Wednesday, January 16, 2008

4 Little Girls: From Birmingham to D.C.

The Democratic presidential candidates, specifically Obama and Clinton, have moved the U.S. mainstream media to turn their attention to debates of race and gender. However, nothing of substance is coming out of all of this discussion. That is, unless you are particularly interersted in whether "Billary" really dissed Martin Luther King, Jr.

In focusing on issues of race and gender in this way, the media get scintillating sound bites, but do little to provide us with meaningful information regarding issues such as race and gender inequality and discrimination.

This brings me to "4 Little Girls (2008)." These are not the four little girls murdered by terrorist-racists in Birmingham, Alabama in 1963. I am referring to the four little girls killed this month, in the shadows of this nation's capitol, by their mother Banita Jacks. This tragedy is where race and gender debates should pick up. How can this family of women disappear from our communities and not be missed? Are we really that invisible? Must we always first have a voice to get help if our partners have died, our utilities shut off, and our mental health ailing? What if all of these things prevent us from finding our voice and from screaming for assistance? Perhaps Ms. Jacks did find her voice; clearly too many failed to listen. Why is it that law enforcement could not gain access to Ms. Jacks home to save her children, but COULD get in to evict her and her four little girls to return her home to a bank? Are Black women's lives worth less than property? And, if the four little girls had been alive when deputies came to put them out in the January cold, where exactly were they to go? What were Banita, Aja, N'Kiah, Tatiana, and Brittany to do?

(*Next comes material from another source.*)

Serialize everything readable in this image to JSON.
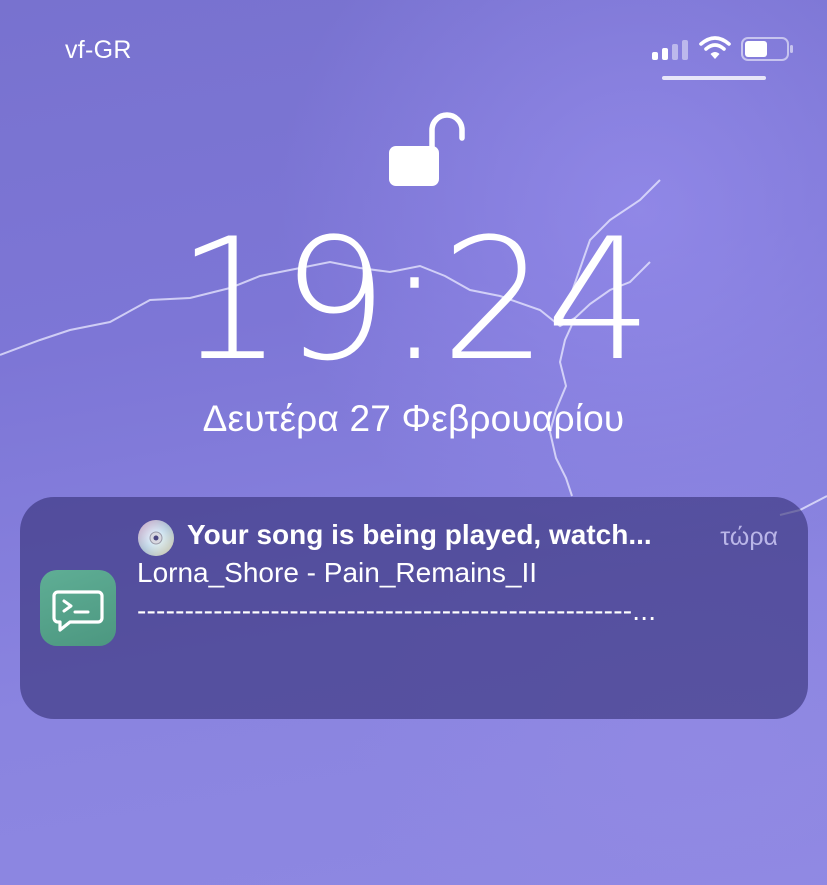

At least twice now, we have lost "4 Little Girls" to tragedy. In 1963 the Birmingham church bombing mobilized our communities. 45 years later, we are still losing our little girls. Shouldn't this be enough to shift our focus to meaningful race and gender, and class and policy debates?

1 comment:

Anonymous said...

Your blog has captured my sentiments exactly. I also did not understand why the authorities were unwilling to intervene on the children's behalf, but were prompt in responding to the eviction order.